As the music of these last three evenings has shown, as his writing matured and increasingly reflected his own individuality, it revealed an astonishing breadth of artistic expressiveness: it also empathised with the vagaries of the human condition far more deeply and sensitively than should have been possible in one of such tender age – and never more than in this final quintet. As with Beethoven (in the late quartets and piano sonatas) there are moments in the writing when all his life’s experience – bitter and sweet – seems to be distilled into an utter simplicity of expression, at once tragic and sun-filled, resigned yet still combative. That Beethoven should have developed this insight is perhaps understandable: but Schubert? Aged 31? Take the opening of the second music, for example: it is Auden’s ‘Stop the clocks’: motion seems virtually halted, and just for a moment all pain and disappointment seems to vanish from Schubert. A gentle sunlight floods in, Earth recedes and some happier existence beckons. The music transcends what is for him, in his last days, physical decline, and enters a realm of pure spirituality and consolation.
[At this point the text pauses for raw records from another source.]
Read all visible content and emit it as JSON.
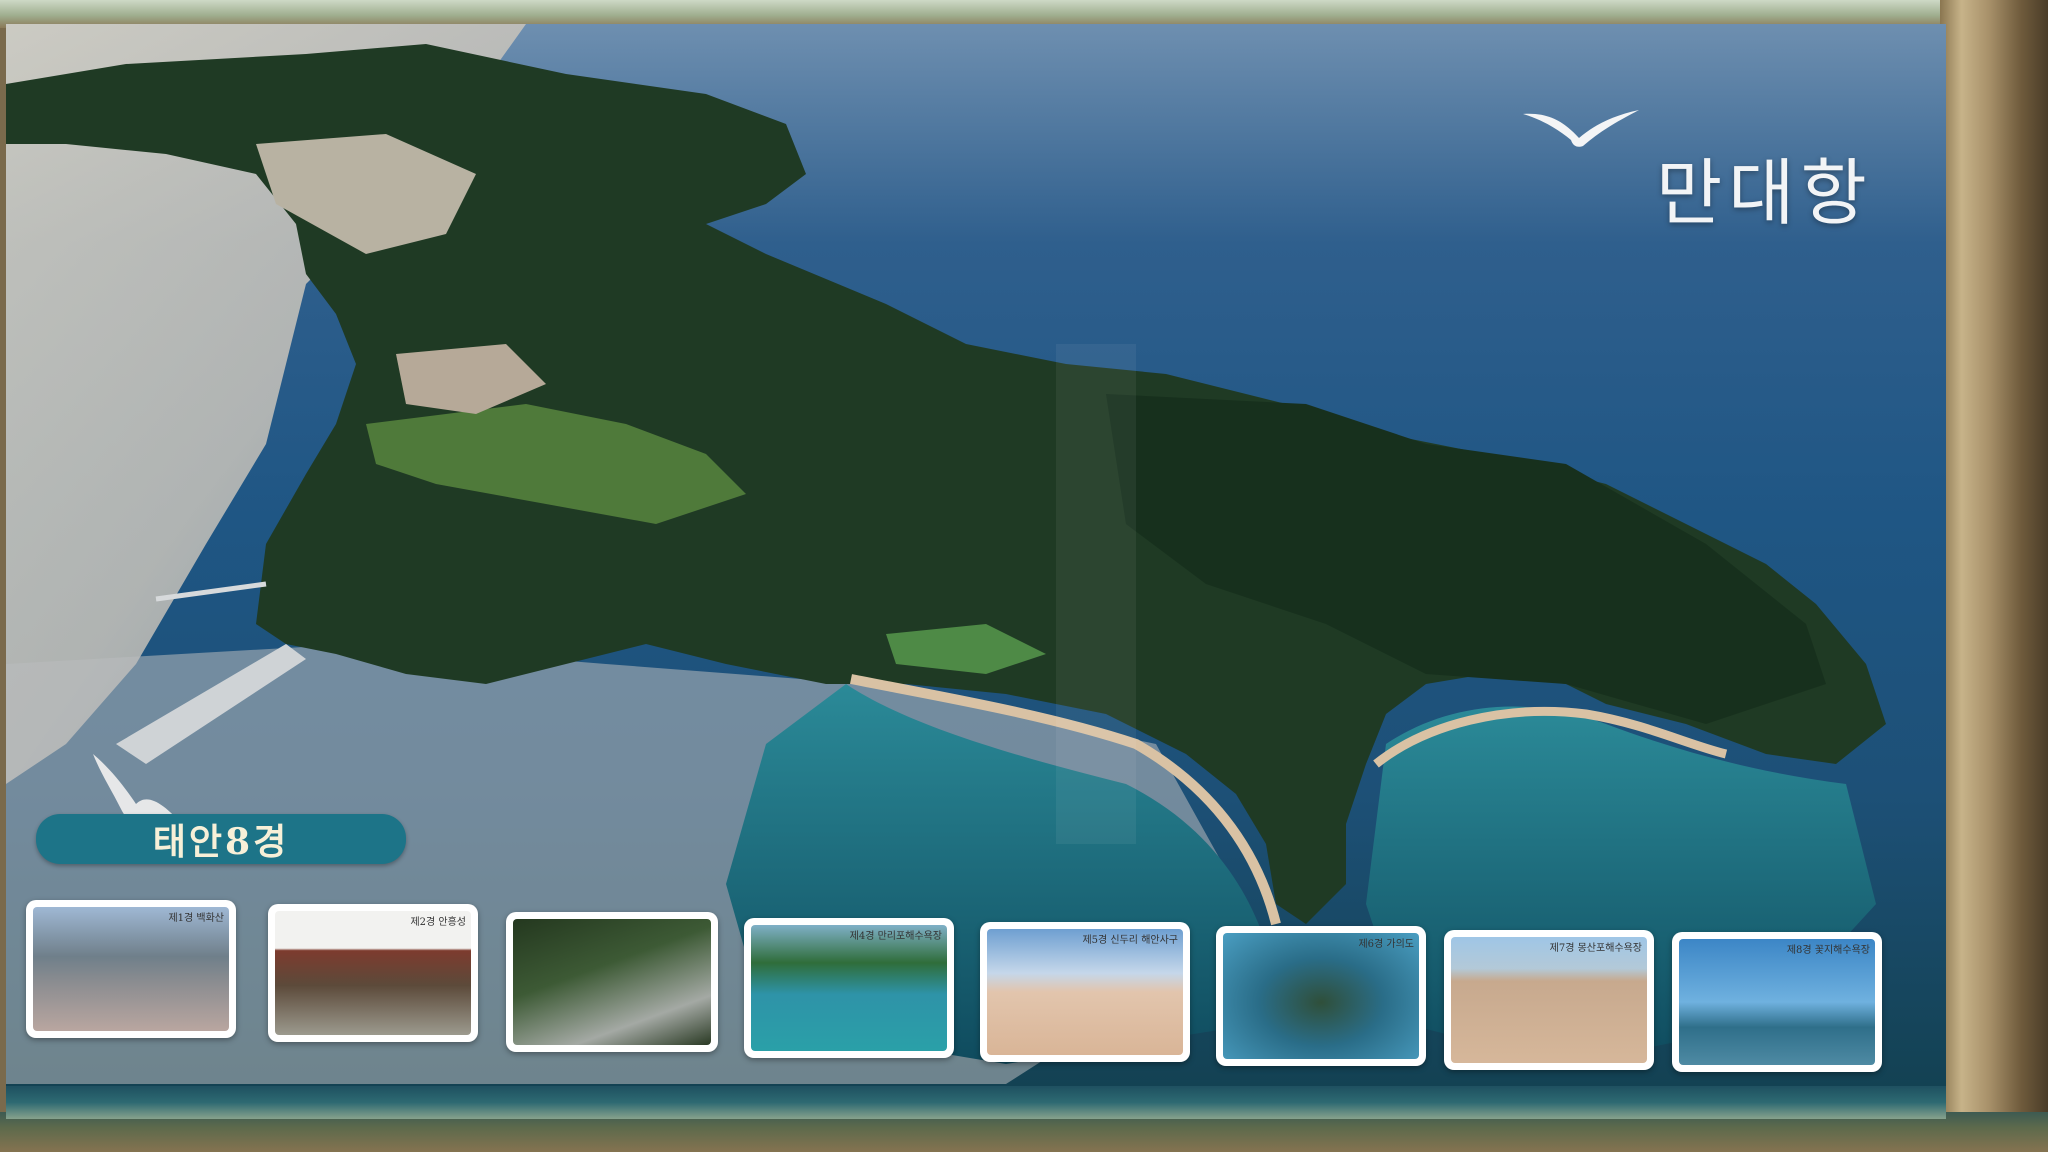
{
  "poster": {
    "title": "만대항",
    "badge": "태안8경",
    "thumbnails": [
      {
        "caption": "제1경 백화산"
      },
      {
        "caption": "제2경 안흥성"
      },
      {
        "caption": ""
      },
      {
        "caption": "제4경 만리포해수욕장"
      },
      {
        "caption": "제5경 신두리 해안사구"
      },
      {
        "caption": "제6경 가의도"
      },
      {
        "caption": "제7경 몽산포해수욕장"
      },
      {
        "caption": "제8경 꽃지해수욕장"
      }
    ]
  },
  "colors": {
    "sea": "#1f5684",
    "land": "#1f3a24",
    "badge": "#1d7488"
  },
  "icons": [
    "seagull-icon",
    "seagull-icon"
  ]
}
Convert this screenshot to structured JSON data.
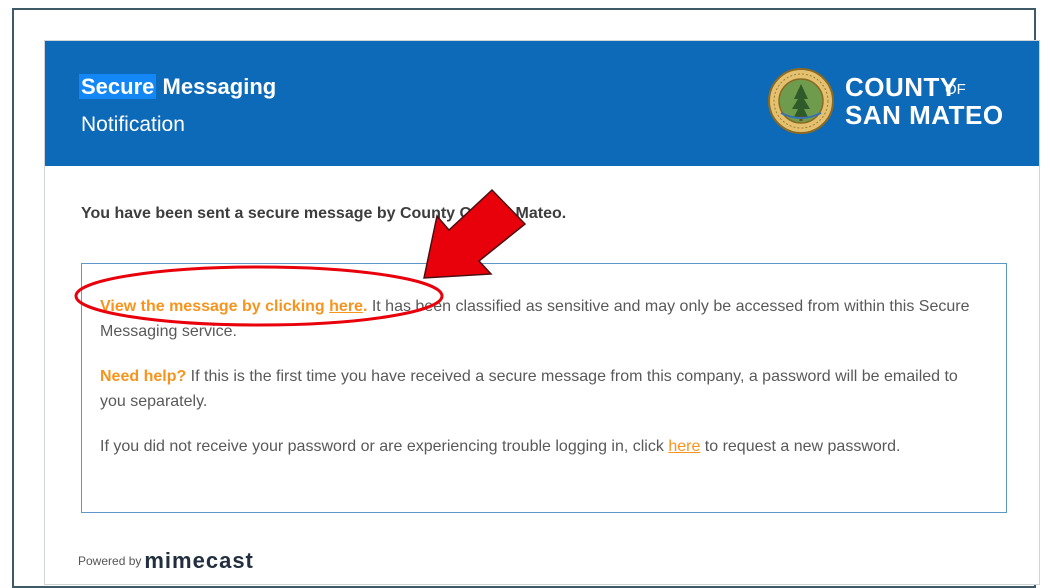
{
  "header": {
    "title_highlight": "Secure",
    "title_rest": "Messaging",
    "subtitle": "Notification",
    "logo": {
      "county": "COUNTY",
      "of": "OF",
      "place": "SAN MATEO",
      "seal_icon": "county-seal-icon"
    },
    "header_color": "#0d6ab8"
  },
  "body": {
    "intro": "You have been sent a secure message by County Of San Mateo.",
    "para1": {
      "lead": "View the message by clicking ",
      "link": "here",
      "lead_end": ".",
      "rest": " It has been classified as sensitive and may only be accessed from within this Secure Messaging service."
    },
    "para2": {
      "lead": "Need help?",
      "rest": " If this is the first time you have received a secure message from this company, a password will be emailed to you separately."
    },
    "para3": {
      "before": "If you did not receive your password or are experiencing trouble logging in, click ",
      "link": "here",
      "after": " to request a new password."
    }
  },
  "footer": {
    "powered": "Powered by",
    "brand": "mimecast"
  },
  "annotation": {
    "arrow_icon": "red-arrow-icon",
    "ellipse_icon": "red-ellipse-highlight",
    "color": "#e8000b"
  },
  "colors": {
    "accent": "#f7941d",
    "box_border": "#5f97c9"
  }
}
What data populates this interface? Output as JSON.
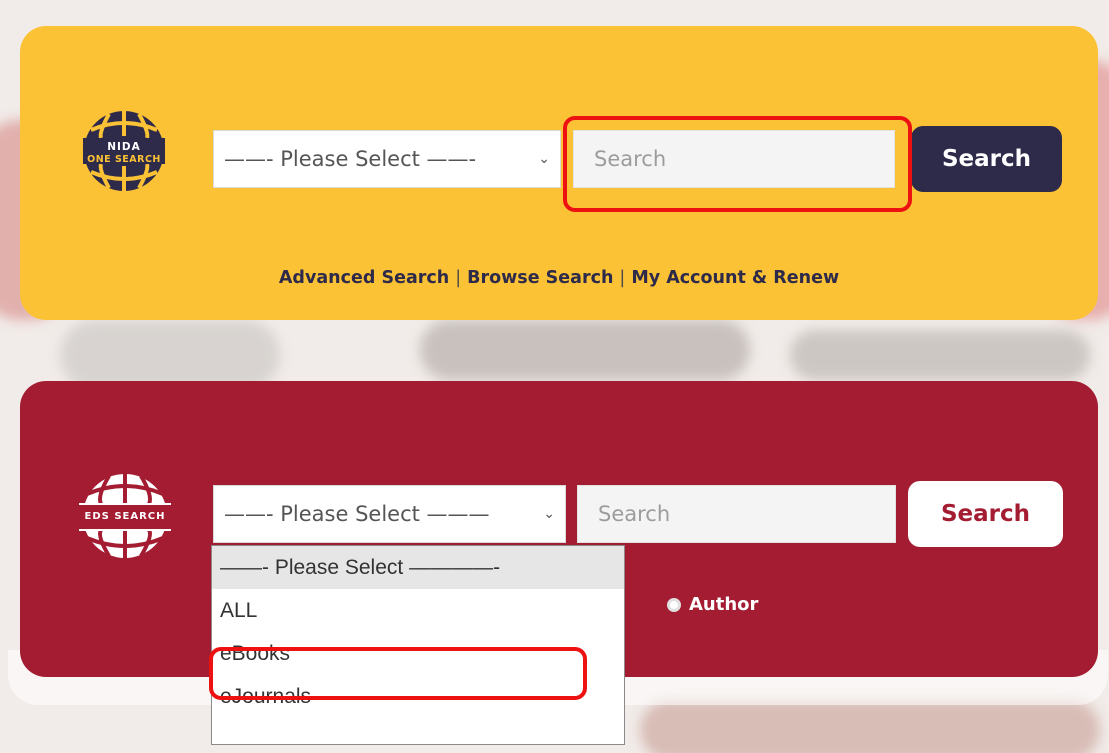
{
  "one_search": {
    "logo_line1": "NIDA",
    "logo_line2": "ONE SEARCH",
    "select_value": "——- Please Select ——-",
    "search_placeholder": "Search",
    "search_button": "Search",
    "links": [
      "Advanced Search",
      "Browse Search",
      "My Account & Renew"
    ],
    "separator": "|",
    "bg_color": "#fcc235",
    "button_color": "#2d2a4a"
  },
  "eds_search": {
    "logo_text": "EDS SEARCH",
    "select_value": "——- Please Select ———",
    "search_placeholder": "Search",
    "search_button": "Search",
    "radio_author": "Author",
    "bg_color": "#a31c31",
    "dropdown_options": [
      "——- Please Select ————-",
      "ALL",
      "eBooks",
      "eJournals"
    ],
    "dropdown_selected": "——- Please Select ————-"
  },
  "icons": {
    "chevron": "⌄"
  }
}
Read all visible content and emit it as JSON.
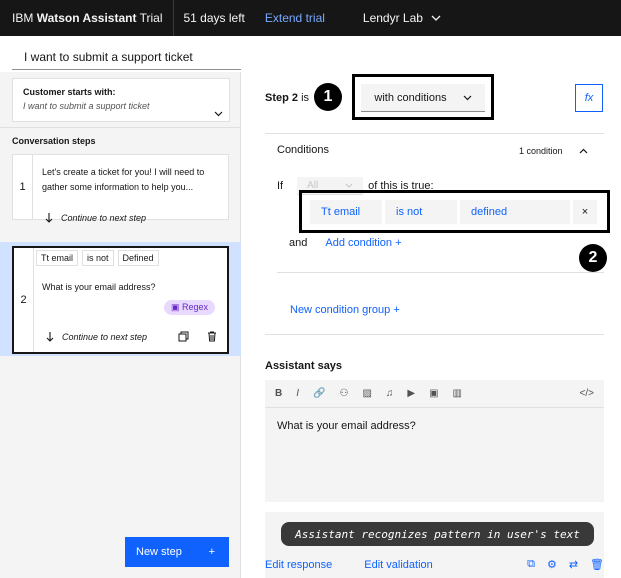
{
  "topbar": {
    "brand_prefix": "IBM",
    "brand_name": "Watson Assistant",
    "trial": "Trial",
    "days_left": "51 days left",
    "extend": "Extend trial",
    "workspace": "Lendyr Lab"
  },
  "action": {
    "title": "I want to submit a support ticket"
  },
  "customer_starts": {
    "title": "Customer starts with:",
    "text": "I want to submit a support ticket"
  },
  "conversation": {
    "heading": "Conversation steps",
    "steps": [
      {
        "number": "1",
        "text": "Let's create a ticket for you! I will need to gather some information to help you...",
        "continue": "Continue to next step"
      },
      {
        "number": "2",
        "chips": [
          "Tt email",
          "is not",
          "Defined"
        ],
        "text": "What is your email address?",
        "badge": "Regex",
        "continue": "Continue to next step"
      }
    ],
    "new_step": "New step"
  },
  "editor": {
    "step_label": "Step 2",
    "step_is": "is",
    "condition_mode": "with conditions",
    "fx": "fx",
    "callouts": [
      "1",
      "2"
    ],
    "conditions": {
      "heading": "Conditions",
      "count": "1 condition",
      "if": "If",
      "all": "All",
      "of_true": "of this is true:",
      "variable": "Tt email",
      "operator": "is not",
      "value": "defined",
      "remove": "×",
      "and": "and",
      "add_condition": "Add condition",
      "new_group": "New condition group"
    },
    "assistant_says": {
      "heading": "Assistant says",
      "toolbar": [
        "B",
        "I",
        "link",
        "variable",
        "image",
        "audio",
        "video",
        "iframe",
        "columns",
        "code"
      ],
      "text": "What is your email address?"
    },
    "tooltip": "Assistant recognizes pattern in user's text",
    "edit_response": "Edit response",
    "edit_validation": "Edit validation"
  }
}
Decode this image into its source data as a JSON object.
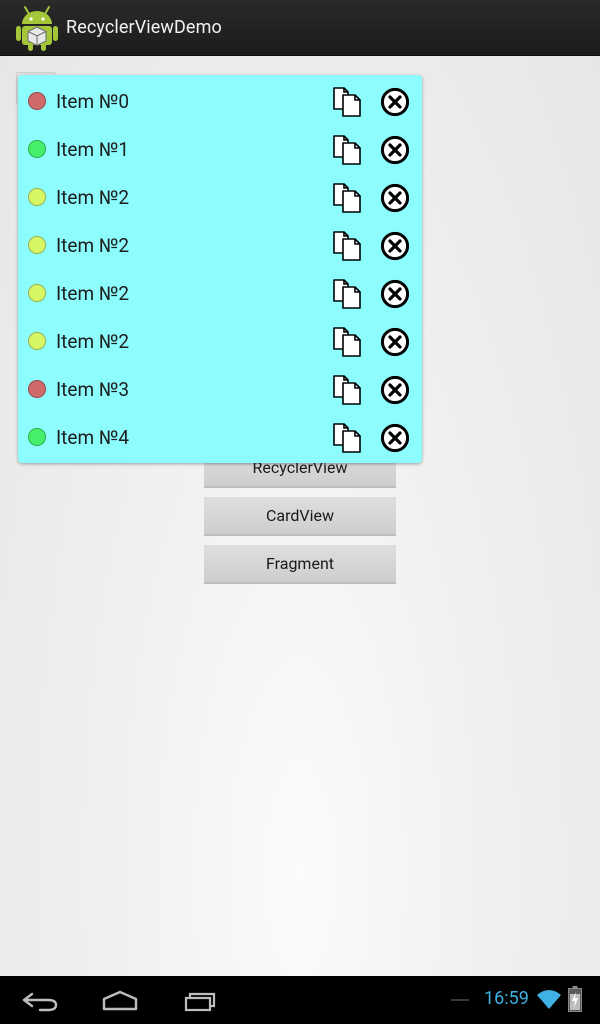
{
  "app": {
    "title": "RecyclerViewDemo",
    "icon": "android-robot-icon"
  },
  "buttons": [
    {
      "label": "RecyclerView"
    },
    {
      "label": "CardView"
    },
    {
      "label": "Fragment"
    }
  ],
  "popup": {
    "background": "#8cfcfd",
    "items": [
      {
        "label": "Item №0",
        "status_color": "#d06a6a"
      },
      {
        "label": "Item №1",
        "status_color": "#45f06a"
      },
      {
        "label": "Item №2",
        "status_color": "#d6f763"
      },
      {
        "label": "Item №2",
        "status_color": "#d6f763"
      },
      {
        "label": "Item №2",
        "status_color": "#d6f763"
      },
      {
        "label": "Item №2",
        "status_color": "#d6f763"
      },
      {
        "label": "Item №3",
        "status_color": "#d06a6a"
      },
      {
        "label": "Item №4",
        "status_color": "#45f06a"
      }
    ],
    "item_actions": [
      "copy-icon",
      "remove-circle-x-icon"
    ]
  },
  "system_bar": {
    "time": "16:59",
    "icons": [
      "back-icon",
      "home-icon",
      "recent-apps-icon",
      "wifi-icon",
      "battery-icon"
    ]
  }
}
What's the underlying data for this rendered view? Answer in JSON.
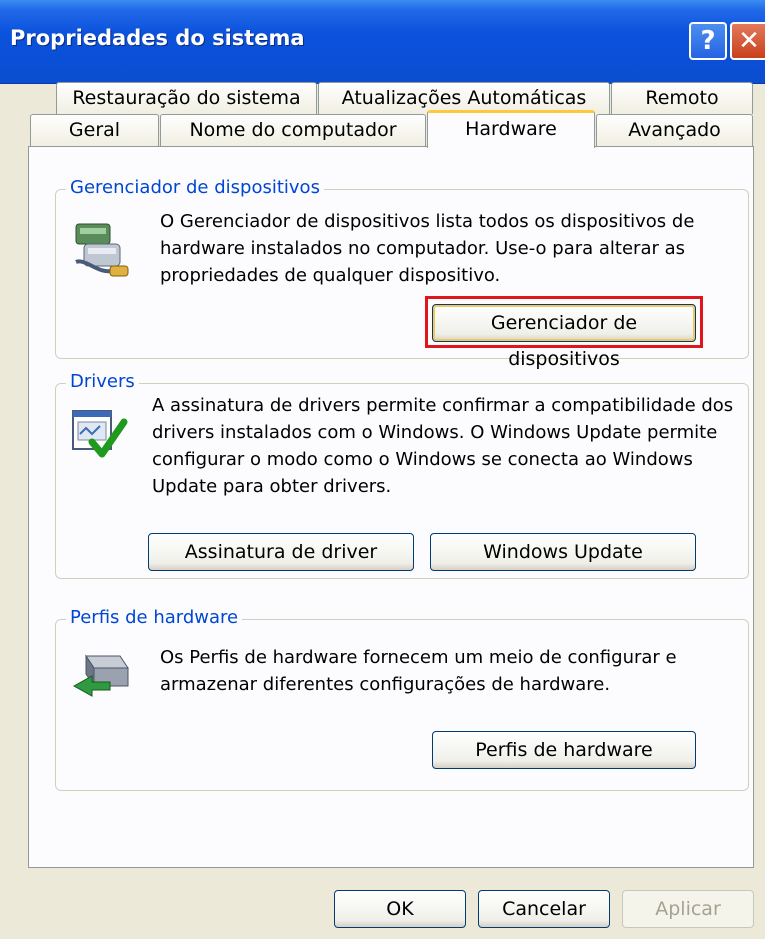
{
  "window": {
    "title": "Propriedades do sistema",
    "help_glyph": "?",
    "close_glyph": "✕"
  },
  "tabs": {
    "row1": [
      "Restauração do sistema",
      "Atualizações Automáticas",
      "Remoto"
    ],
    "row2": [
      "Geral",
      "Nome do computador",
      "Hardware",
      "Avançado"
    ],
    "active": "Hardware"
  },
  "device_manager": {
    "legend": "Gerenciador de dispositivos",
    "lines": [
      "O Gerenciador de dispositivos lista todos os dispositivos de",
      "hardware instalados no computador. Use-o para alterar as",
      "propriedades de qualquer dispositivo."
    ],
    "button": "Gerenciador de dispositivos",
    "icon": "device-manager-icon"
  },
  "drivers": {
    "legend": "Drivers",
    "lines": [
      "A assinatura de drivers permite confirmar a compatibilidade dos",
      "drivers instalados com o Windows. O Windows Update permite",
      "configurar o modo como o Windows se conecta ao Windows",
      "Update para obter drivers."
    ],
    "signing_button": "Assinatura de driver",
    "update_button": "Windows Update",
    "icon": "driver-signing-icon"
  },
  "profiles": {
    "legend": "Perfis de hardware",
    "lines": [
      "Os Perfis de hardware fornecem um meio de configurar e",
      "armazenar diferentes configurações de hardware."
    ],
    "button": "Perfis de hardware",
    "icon": "hardware-profiles-icon"
  },
  "footer": {
    "ok": "OK",
    "cancel": "Cancelar",
    "apply": "Aplicar"
  },
  "colors": {
    "titlebar": "#0a4fd7",
    "legend_text": "#0046d5",
    "active_tab_accent": "#ffc73c",
    "highlight": "#e0161c"
  }
}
His use of an extra cello (as opposed to Mozart’s extra viola) gives the texture an added richness, especially since both are used so flexibly, with equal weight and interest. The work was not heard in his own lifetime. It was first performed in Vienna in 1850, and published in 1853.
Allegro ma non troppo The unclouded opening, slow and serene, sounds like an adagio, but it soon becomes clear that these long, sustained chords are in fact in the main allegro tempo, and very soon the opening theme materialises, briskly energetic. As this dies away, the magical second theme enters in the deeply intense tonality of A flat major – this the famous lyrical theme voiced in the two cellos, with the viola providing the bass line. Both themes are then developed, the mood shifting between the troubled minor key sections and the gentler major interludes. The coda brings a final flourish, briefly tempestuous, before turning once again to the more unclouded mood of the opening.
II Adagio In this much-loved movement the emotional tension derives from the two basic contrasted sections – the static E major opening and the more angst-ridden F minor intrusion which follows, turbulent and highly inflected. It is through the miraculous scoring of the instruments that Schubert seems able to conjure this uniquely mysterious atmosphere – stasis and movement, physical and spiritual.
III Scherzo: presto – Trio: Andante sostenuto As if to break the spell, we are straightway plunged into a scherzo of elemental power and almost manic exuberance, back once again in the home key of C major. An energetic rustic charm is provided by the double-stopping effect. A much more reflective Trio is given added colour and sonority by the choice of key – D flat major, as lush as they come. The return from this other realm to the earthly scherzo is suitably dramatic, vigorous and exhilarating.
IV Allegretto The opening C minor soon gives way to the major, and the first of a series of dances; in fact, the whole movement can most easily be understood as a kind of idealised, extended Viennese dance (such as had, after all, involved much of his Bohemian existence!). An extended section of fugato helps towards a general build-up of cumulative exultation, and the defiant bravado of the ending suggests that Schubert may well be down – but he certainly ain’t yet out!